Sharp-nosed leafhoppers feed and reproduce on blueberry, huckleberry, cranberry, and other related plants. Sharp-nosed leafhopper feeding causes little direct damage but it transmits the phytoplasma that causes stunt disease in blueberries. They are small brown insects with a pointed head (Figure 1). Sharp-nosed leafhoppers pick up the disease while feeding on infested bushes and carry it to other plants in subsequent feedings. Usually only adults will carry the disease from plant to plant, since nymphs are wingless and can’t fly (Figure 2). This insect completes two generations in New Jersey. Adults are abundant in the woods, where many alternative hosts are present, and may move to commercial blueberry fields in the spring. Eggs overwinter inside fallen leaves and hatch in mid-May. Nymphs complete 5 instars. Nymphs from the first generation reach adult stage in mid-June, while nymphs from the second generation reach adulthood in early August. Adults move back to the woods in the fall. Monitoring these generations is critical for timing of control strategies.
Monitoring and Control

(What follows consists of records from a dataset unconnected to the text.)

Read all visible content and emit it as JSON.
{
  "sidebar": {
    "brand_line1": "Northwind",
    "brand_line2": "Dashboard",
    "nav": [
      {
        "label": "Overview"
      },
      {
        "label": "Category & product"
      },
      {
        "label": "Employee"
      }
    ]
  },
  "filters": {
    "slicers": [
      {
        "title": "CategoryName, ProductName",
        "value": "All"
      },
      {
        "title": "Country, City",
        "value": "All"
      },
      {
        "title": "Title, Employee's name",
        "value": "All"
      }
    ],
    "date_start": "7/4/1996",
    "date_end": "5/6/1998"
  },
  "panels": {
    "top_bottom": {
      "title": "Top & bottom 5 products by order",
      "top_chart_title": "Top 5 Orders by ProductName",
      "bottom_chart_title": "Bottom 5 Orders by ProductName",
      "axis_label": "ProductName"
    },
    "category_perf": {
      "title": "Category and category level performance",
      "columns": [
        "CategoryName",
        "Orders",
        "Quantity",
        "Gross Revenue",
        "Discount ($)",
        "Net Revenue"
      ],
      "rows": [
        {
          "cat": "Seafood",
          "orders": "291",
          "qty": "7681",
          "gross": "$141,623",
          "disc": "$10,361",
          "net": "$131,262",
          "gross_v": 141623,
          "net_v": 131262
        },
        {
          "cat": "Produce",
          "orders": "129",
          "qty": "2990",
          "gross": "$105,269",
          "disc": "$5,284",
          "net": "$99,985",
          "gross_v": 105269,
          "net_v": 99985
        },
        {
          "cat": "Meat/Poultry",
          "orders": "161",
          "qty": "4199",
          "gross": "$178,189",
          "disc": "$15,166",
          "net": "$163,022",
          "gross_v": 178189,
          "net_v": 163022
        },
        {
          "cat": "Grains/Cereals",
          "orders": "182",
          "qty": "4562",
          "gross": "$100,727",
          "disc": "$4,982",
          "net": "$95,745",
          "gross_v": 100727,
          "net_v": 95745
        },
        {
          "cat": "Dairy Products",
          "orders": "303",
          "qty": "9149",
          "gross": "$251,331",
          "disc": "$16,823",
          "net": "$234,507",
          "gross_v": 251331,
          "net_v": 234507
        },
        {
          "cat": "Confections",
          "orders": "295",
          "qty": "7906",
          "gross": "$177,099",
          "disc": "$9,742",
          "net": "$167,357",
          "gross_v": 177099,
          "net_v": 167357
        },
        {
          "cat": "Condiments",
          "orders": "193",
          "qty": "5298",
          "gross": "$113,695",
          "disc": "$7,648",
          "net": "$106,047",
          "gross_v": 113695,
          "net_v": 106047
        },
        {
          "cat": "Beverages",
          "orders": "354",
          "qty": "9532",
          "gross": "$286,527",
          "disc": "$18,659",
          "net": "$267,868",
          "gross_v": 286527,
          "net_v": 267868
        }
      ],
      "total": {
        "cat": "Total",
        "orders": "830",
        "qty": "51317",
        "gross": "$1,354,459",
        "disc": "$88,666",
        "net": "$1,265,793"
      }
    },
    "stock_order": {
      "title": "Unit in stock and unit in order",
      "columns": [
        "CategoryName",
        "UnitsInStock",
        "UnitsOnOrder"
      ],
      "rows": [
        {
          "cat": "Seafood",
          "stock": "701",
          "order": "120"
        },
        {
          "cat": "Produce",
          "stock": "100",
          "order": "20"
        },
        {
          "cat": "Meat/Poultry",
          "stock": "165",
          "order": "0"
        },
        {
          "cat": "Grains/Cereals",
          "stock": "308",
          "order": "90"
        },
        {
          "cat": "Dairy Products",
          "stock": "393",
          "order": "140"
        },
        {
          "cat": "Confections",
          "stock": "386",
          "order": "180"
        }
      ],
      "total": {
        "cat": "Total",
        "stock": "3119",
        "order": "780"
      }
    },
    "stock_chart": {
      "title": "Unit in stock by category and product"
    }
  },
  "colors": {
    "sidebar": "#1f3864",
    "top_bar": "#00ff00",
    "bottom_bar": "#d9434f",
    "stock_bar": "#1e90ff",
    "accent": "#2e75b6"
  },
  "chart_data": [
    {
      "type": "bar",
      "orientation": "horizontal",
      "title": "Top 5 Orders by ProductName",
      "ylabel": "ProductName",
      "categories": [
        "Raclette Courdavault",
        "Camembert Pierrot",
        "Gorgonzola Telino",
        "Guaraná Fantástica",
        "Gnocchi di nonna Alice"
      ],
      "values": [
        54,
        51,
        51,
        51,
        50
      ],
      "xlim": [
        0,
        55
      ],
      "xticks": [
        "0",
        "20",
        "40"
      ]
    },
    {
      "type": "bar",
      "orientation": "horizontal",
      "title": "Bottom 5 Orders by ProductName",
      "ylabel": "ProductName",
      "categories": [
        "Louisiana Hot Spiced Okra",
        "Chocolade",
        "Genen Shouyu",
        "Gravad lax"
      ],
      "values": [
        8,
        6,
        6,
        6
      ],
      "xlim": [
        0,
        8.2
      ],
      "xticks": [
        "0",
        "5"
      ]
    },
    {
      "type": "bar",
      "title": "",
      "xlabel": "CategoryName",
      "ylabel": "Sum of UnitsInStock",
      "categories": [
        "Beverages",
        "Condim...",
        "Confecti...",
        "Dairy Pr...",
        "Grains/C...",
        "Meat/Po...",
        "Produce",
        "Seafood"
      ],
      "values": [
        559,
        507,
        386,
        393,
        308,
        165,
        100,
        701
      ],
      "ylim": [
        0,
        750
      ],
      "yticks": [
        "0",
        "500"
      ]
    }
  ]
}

This insect is the ONLY regular target for post harvest sprays. Adults can be monitored using yellow sticky traps. First generation sharp-nosed leafhopper is often controlled with sprays targeted for plum curculio, aphids, and cranberry fruitworm. Treatment decisions for the 2nd generation should be based on individual population levels, as well as any history of stunt disease on your farm. Because adults migrate from woods, monitoring should be intensified in, and sprays should be directed to, the perimeter of fields to control migrants carrying the disease. Insecticides are usually applied just prior to peak flight, which will probably be sometime near the end of August to early September. Note that Burlington County farms often have higher populations of sharp-nosed leafhoppers than farms in Atlantic County. In Burlington County with high sharp-nosed leafhopper populations, treatments may be needed by the middle of the month, and possibly again during the first half of September. If you are in Atlantic County, or have low sharp-nosed leafhopper populations, then 1 application should be applied late August to early September, if needed. We recommend use of Assail 30SG @ 3–5 oz, Actara @ 3–4 fl oz, Provado @ 6–8 fl oz, Platinum @ 5–8 fl oz, Lannate LV @ 1.5 pt, or Malathion LV @ 10 oz per acre. It is also important to remove all plants that show symptoms of stunt disease. Removal of bushes should be done after insecticide treatment to avoid movement of leafhoppers from infested to healthy plants, thereby facilitating spread of the disease.